At least seven dead after multiple explosions in Chinese city

The Ministry of Public Security said it was treating the case as a criminal act, and not terrorism.

Chinatopix/AP
A view of a residential building partially collapsed by what police are describing as explosive devices delivered in mail packages in Liucheng county in south China's Guangxi Zhuang Autonomous Region Wednesday Sept. 30, 2015.

More than a dozen blasts triggered by explosive devices delivered in mail packages killed at least seven people and injured over 50 in a small city in southern China on Wednesday, officials and state media said.

The Ministry of Public Security said it was treating the case as a criminal act, and not terrorism. It said a 33-year-old local man, identified only by his family name of Wei, was considered a suspect, but provided no further details, including a possible motive or whether the man had been detained. Local media reported that the suspect had been apprehended.

A local Communist Party newspaper, the Guangxi Daily, cited police as saying there were 17 explosions in Liucheng, leaving seven people dead, two missing and 51 injured.

The explosions, which occurred between 3:15 p.m. and 5 p.m., hit a hospital, local markets, a shopping mall, a bus station and several government buildings, including a jail and dormitories for government workers, according to a police statement posted by the local newspaper Nanguo Zaobao.

"There were so many of them, and they were so loud, everyone in (Liucheng) could hear them," said a hotel employee who gave only his family name, Li. The hotel is near a township office building that was hit by one of the explosions.

"They sounded like someone was blasting rocks in the mountains," Li said.

Zhou Changqing, the police chief for the city of Liuzhou, which has jurisdiction over Liucheng, said the blasts were triggered by explosive devices delivered in several mail packages, state broadcaster CCTV reported.

A supermarket employee said the store was evacuated immediately when an adjacent supermarket was hit by an explosion.

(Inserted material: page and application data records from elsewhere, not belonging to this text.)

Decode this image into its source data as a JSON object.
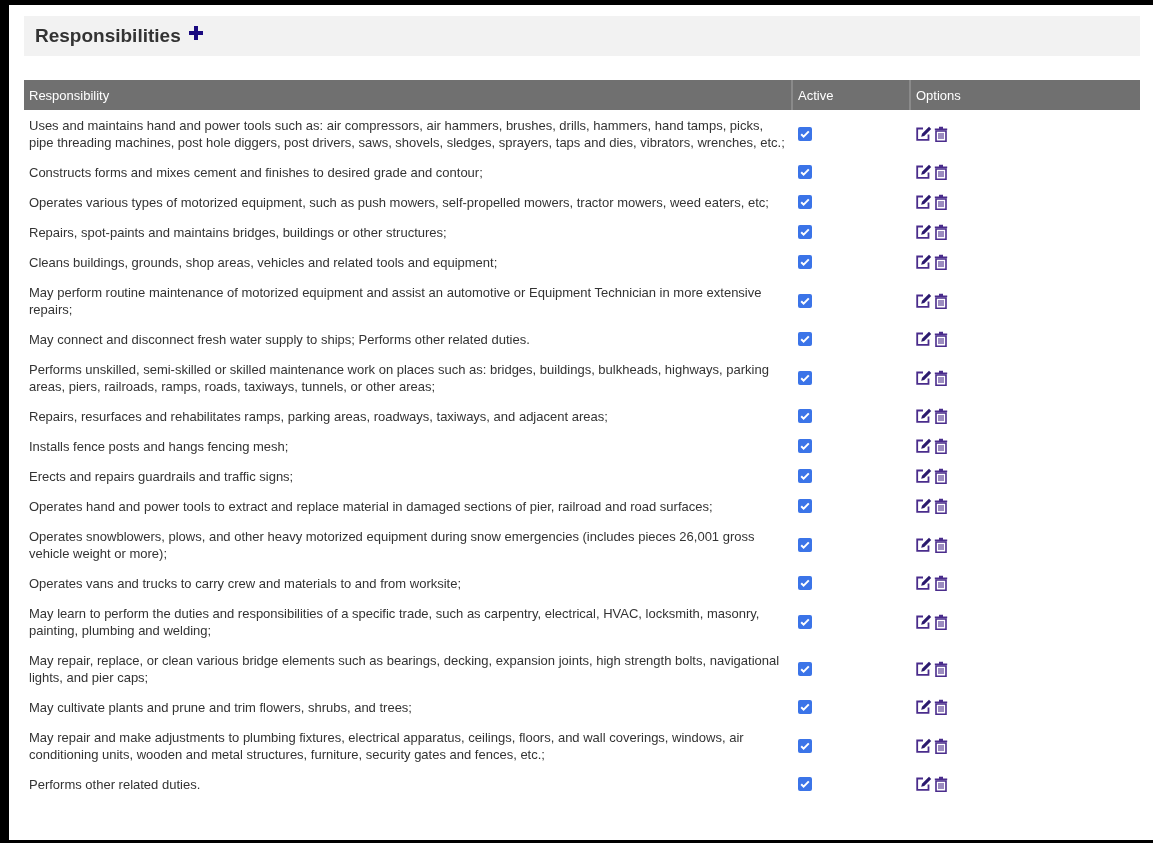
{
  "section": {
    "title": "Responsibilities"
  },
  "table": {
    "columns": [
      "Responsibility",
      "Active",
      "Options"
    ],
    "rows": [
      {
        "text": "Uses and maintains hand and power tools such as: air compressors, air hammers, brushes, drills, hammers, hand tamps, picks, pipe threading machines, post hole diggers, post drivers, saws, shovels, sledges, sprayers, taps and dies, vibrators, wrenches, etc.;",
        "active": true
      },
      {
        "text": "Constructs forms and mixes cement and finishes to desired grade and contour;",
        "active": true
      },
      {
        "text": "Operates various types of motorized equipment, such as push mowers, self-propelled mowers, tractor mowers, weed eaters, etc;",
        "active": true
      },
      {
        "text": "Repairs, spot-paints and maintains bridges, buildings or other structures;",
        "active": true
      },
      {
        "text": "Cleans buildings, grounds, shop areas, vehicles and related tools and equipment;",
        "active": true
      },
      {
        "text": "May perform routine maintenance of motorized equipment and assist an automotive or Equipment Technician in more extensive repairs;",
        "active": true
      },
      {
        "text": "May connect and disconnect fresh water supply to ships; Performs other related duties.",
        "active": true
      },
      {
        "text": "Performs unskilled, semi-skilled or skilled maintenance work on places such as: bridges, buildings, bulkheads, highways, parking areas, piers, railroads, ramps, roads, taxiways, tunnels, or other areas;",
        "active": true
      },
      {
        "text": "Repairs, resurfaces and rehabilitates ramps, parking areas, roadways, taxiways, and adjacent areas;",
        "active": true
      },
      {
        "text": "Installs fence posts and hangs fencing mesh;",
        "active": true
      },
      {
        "text": "Erects and repairs guardrails and traffic signs;",
        "active": true
      },
      {
        "text": "Operates hand and power tools to extract and replace material in damaged sections of pier, railroad and road surfaces;",
        "active": true
      },
      {
        "text": "Operates snowblowers, plows, and other heavy motorized equipment during snow emergencies (includes pieces 26,001 gross vehicle weight or more);",
        "active": true
      },
      {
        "text": "Operates vans and trucks to carry crew and materials to and from worksite;",
        "active": true
      },
      {
        "text": "May learn to perform the duties and responsibilities of a specific trade, such as carpentry, electrical, HVAC, locksmith, masonry, painting, plumbing and welding;",
        "active": true
      },
      {
        "text": "May repair, replace, or clean various bridge elements such as bearings, decking, expansion joints, high strength bolts, navigational lights, and pier caps;",
        "active": true
      },
      {
        "text": "May cultivate plants and prune and trim flowers, shrubs, and trees;",
        "active": true
      },
      {
        "text": "May repair and make adjustments to plumbing fixtures, electrical apparatus, ceilings, floors, and wall coverings, windows, air conditioning units, wooden and metal structures, furniture, security gates and fences, etc.;",
        "active": true
      },
      {
        "text": "Performs other related duties.",
        "active": true
      }
    ]
  }
}
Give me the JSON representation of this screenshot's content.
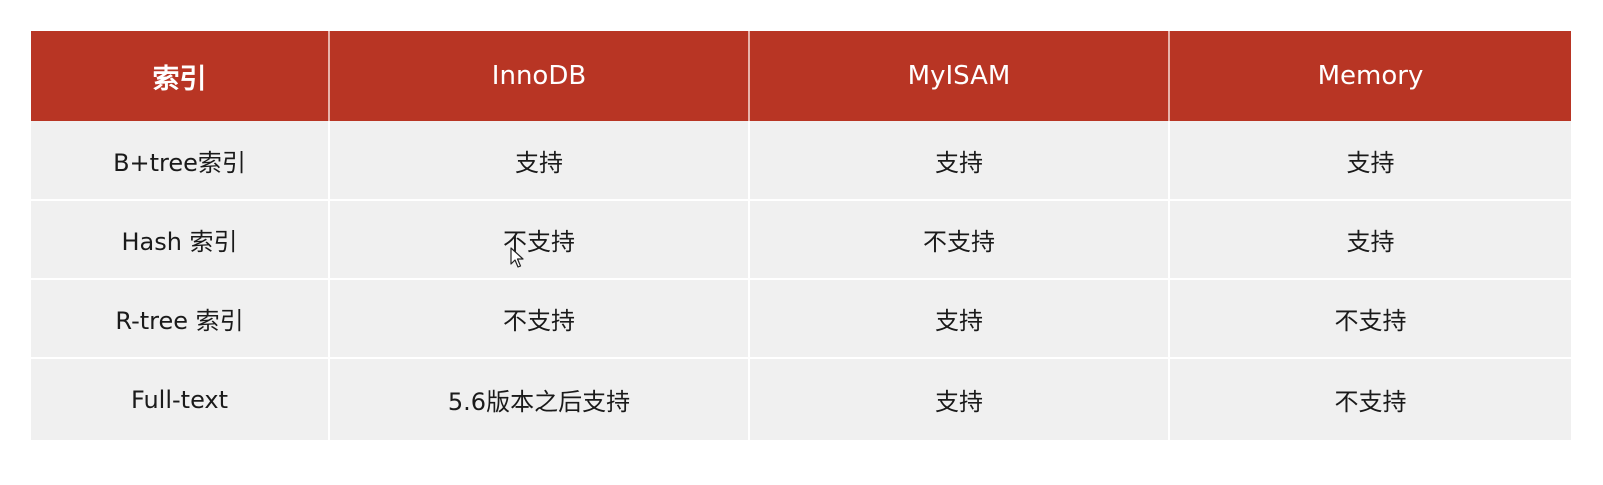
{
  "table": {
    "headers": [
      "索引",
      "InnoDB",
      "MyISAM",
      "Memory"
    ],
    "rows": [
      [
        "B+tree索引",
        "支持",
        "支持",
        "支持"
      ],
      [
        "Hash 索引",
        "不支持",
        "不支持",
        "支持"
      ],
      [
        "R-tree 索引",
        "不支持",
        "支持",
        "不支持"
      ],
      [
        "Full-text",
        "5.6版本之后支持",
        "支持",
        "不支持"
      ]
    ]
  },
  "colors": {
    "header_background": "#b83524",
    "header_text": "#ffffff",
    "cell_background": "#f0f0f0",
    "cell_text": "#1a1a1a"
  },
  "cursor": {
    "icon": "mouse-pointer-icon"
  }
}
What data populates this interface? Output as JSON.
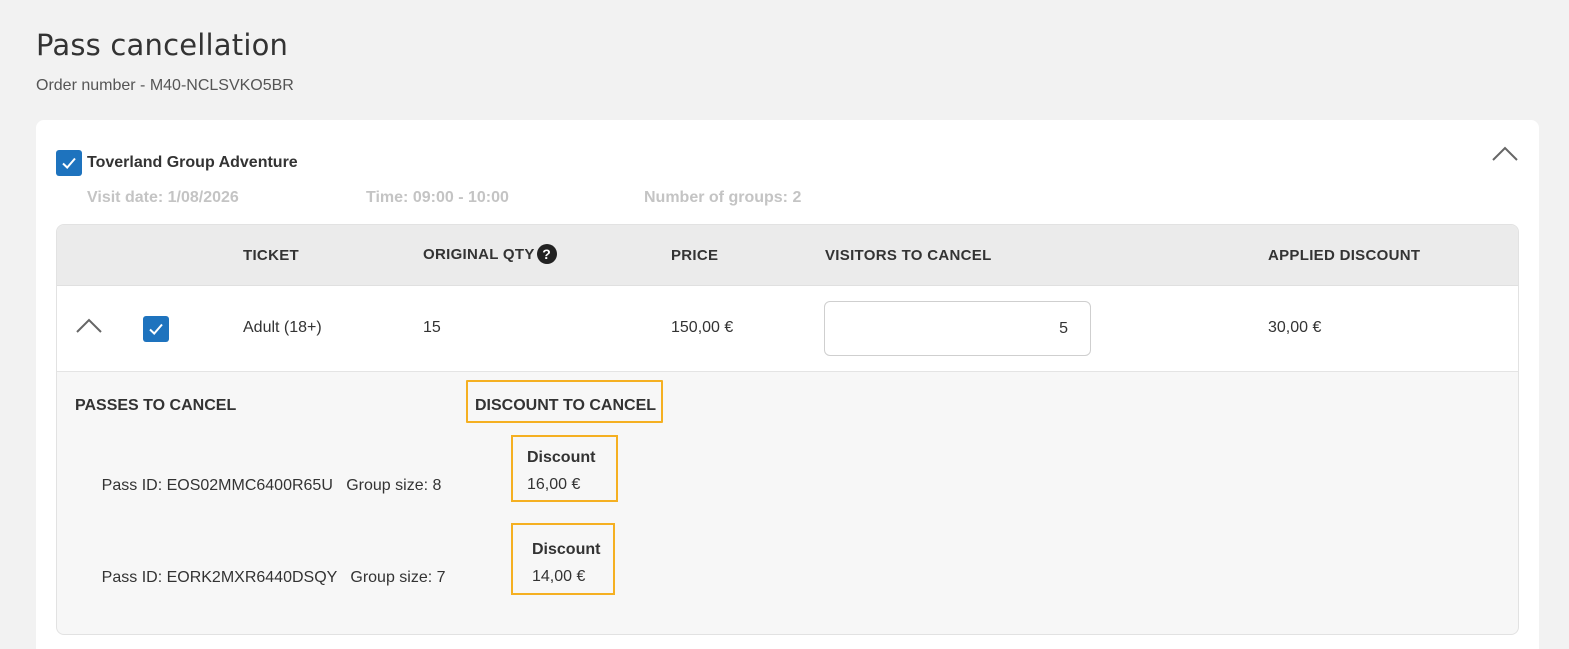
{
  "page": {
    "title": "Pass cancellation",
    "order_number": "Order number - M40-NCLSVKO5BR"
  },
  "product": {
    "name": "Toverland Group Adventure",
    "checked": true,
    "visit_date": "Visit date: 1/08/2026",
    "time": "Time: 09:00 - 10:00",
    "groups": "Number of groups: 2"
  },
  "table": {
    "headers": {
      "ticket": "TICKET",
      "original_qty": "ORIGINAL QTY",
      "price": "PRICE",
      "visitors_to_cancel": "VISITORS TO CANCEL",
      "applied_discount": "APPLIED DISCOUNT"
    },
    "help_glyph": "?",
    "row": {
      "ticket": "Adult (18+)",
      "original_qty": "15",
      "price": "150,00 €",
      "visitors_to_cancel": "5",
      "applied_discount": "30,00 €",
      "checked": true
    }
  },
  "details": {
    "passes_heading": "PASSES TO CANCEL",
    "discount_heading": "DISCOUNT TO CANCEL",
    "passes": [
      {
        "pass_id": "Pass ID: EOS02MMC6400R65U",
        "group_size": "Group size: 8",
        "discount_label": "Discount",
        "discount_value": "16,00 €"
      },
      {
        "pass_id": "Pass ID: EORK2MXR6440DSQY",
        "group_size": "Group size: 7",
        "discount_label": "Discount",
        "discount_value": "14,00 €"
      }
    ]
  },
  "colors": {
    "accent": "#1e73be",
    "highlight": "#f5b022",
    "background": "#f2f2f2"
  }
}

"All of us heard the blast. It was very loud," he said by phone.

Photos posted online showed streets filled with smoke, strewn debris, dust clouds in the sky and the rubble from a five-story building that had partially collapsed.

The official Xinhua News Agency reported that at least one more explosion hit downtown Liuzhou, away from Liucheng. It did not say whether there were any casualties from that blast or whether it was connected to the ones in Liucheng.

You've read  of  free articles. Subscribe to continue.

Dear Reader,

About a year ago, I happened upon this statement about the Monitor in the Harvard Business Review – under the charming heading of “do things that don’t interest you”:

“Many things that end up” being meaningful, writes social scientist Joseph Grenny, “have come from conference workshops, articles, or online videos that began as a chore and ended with an insight. My work in Kenya, for example, was heavily influenced by a Christian Science Monitor article I had forced myself to read 10 years earlier. Sometimes, we call things ‘boring’ simply because they lie outside the box we are currently in.”

If you were to come up with a punchline to a joke about the Monitor, that would probably be it. We’re seen as being global, fair, insightful, and perhaps a bit too earnest. We’re the bran muffin of journalism.

But you know what? We change lives. And I’m going to argue that we change lives precisely because we force open that too-small box that most human beings think they live in.

The Monitor is a peculiar little publication that’s hard for the world to figure out. We’re run by a church, but we’re not only for church members and we’re not about converting people. We’re known as being fair even as the world becomes as polarized as at any time since the newspaper’s founding in 1908.

We have a mission beyond circulation, we want to bridge divides. We’re about kicking down the door of thought everywhere and saying, “You are bigger and more capable than you realize. And we can prove it.”

If you’re looking for bran muffin journalism, you can subscribe to the Monitor for $15. You’ll get the Monitor Weekly magazine, the Monitor Daily email, and unlimited access to CSMonitor.com.